Over the years I have felt disappointment and outrage at various aspects of Xmas, but now I have given up on swimming against the flow and accept that commerce has replaced Christ in America, and has become an end in itself. The final 30 days of retail business accounts for nearly the entire profit margin for small businesses. The shoppers are running in the mainstream of our economy and anything that diminishes the “handle” hurts the nation.
I do however feel compelled to point out a few of the truly larcenous practices and products used to victimize the unwary gift grabber.
You may have noticed the increase in television advertising for one or another jewelry chain offering great deals on diamonds. Cuidado! Don’t go for diamonds, particularly already mounted with surrounding chips for glitter.
You are being charged for all the design but will never be able to sell the piece for anything but the price of the rock. And that price will be a fraction of what you paid. Like a new car, the loss of value as it exits the store is immense. Just ask your divorced friends or a pawnshop. Diamonds are a price-controlled commodity, totally inflated by the DeBeers monopoly. Unless you are buying in bulk, you cannot get investment value. Skip diamonds and give her an espresso machine.
The next thing you need to know to avoid being ripped off is the price of gold. Due to the unique physical properties of gold, it has earned its place as a store of wealth over time.
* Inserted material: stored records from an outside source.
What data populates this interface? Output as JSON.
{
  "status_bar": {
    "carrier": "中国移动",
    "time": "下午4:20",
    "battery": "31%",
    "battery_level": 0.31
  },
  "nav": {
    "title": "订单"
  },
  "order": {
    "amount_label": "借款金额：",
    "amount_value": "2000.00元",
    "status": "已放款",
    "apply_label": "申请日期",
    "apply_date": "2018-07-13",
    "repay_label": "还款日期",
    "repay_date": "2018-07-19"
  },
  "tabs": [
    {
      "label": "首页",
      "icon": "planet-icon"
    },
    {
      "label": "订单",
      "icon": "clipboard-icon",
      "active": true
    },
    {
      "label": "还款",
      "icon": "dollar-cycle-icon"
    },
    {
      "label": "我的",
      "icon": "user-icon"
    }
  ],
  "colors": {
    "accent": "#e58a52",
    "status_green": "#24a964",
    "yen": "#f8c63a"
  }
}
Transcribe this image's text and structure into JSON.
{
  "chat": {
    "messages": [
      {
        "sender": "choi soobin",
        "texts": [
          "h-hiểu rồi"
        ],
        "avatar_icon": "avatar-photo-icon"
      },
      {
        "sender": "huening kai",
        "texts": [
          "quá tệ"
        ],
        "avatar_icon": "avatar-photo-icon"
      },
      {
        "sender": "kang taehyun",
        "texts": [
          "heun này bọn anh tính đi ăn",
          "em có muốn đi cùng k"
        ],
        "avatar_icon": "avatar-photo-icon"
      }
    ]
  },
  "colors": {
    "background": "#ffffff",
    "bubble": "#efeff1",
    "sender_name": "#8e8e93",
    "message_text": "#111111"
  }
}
Another remarkable characteristic of gold is its malleability. It can be worked to a fineness that makes it a natural medium for jewelry, and that is where the gaff comes in. Pure gold (.999 fine) is 22 carat, thus each gram of gold is worth roughly 4.5 percent of the weight. But most retail jewelry is only 14 carat gold, or 56 percent pure, so the price per gram drops almost in half. To buy gold jewelry, weigh the item and divide the weight in grams into the price of the piece. Chances are you’re paying double or better the gold price of the day. Bad deal. If you must buy gold jewelry, find a Thai or Chinese dealer in 22 carat chains and ornaments, maker-marked and instantly saleable around the world.
Just a couple of shopping tips for those of you trying to avoid being taken by the shark of retail, who, after all, have to make a living, too.
“Travus T. Hipp” is a 40-year veteran radio commentator with six stations in California carrying his daily version of the news and opinions. “The Poor Hippy’s Paul Harvey,” Travus is a member of the Nevada Broadcasters Hall of Fame, but unemployable in the Silver State due to his eclectic political views. He can be reached at email@example.com.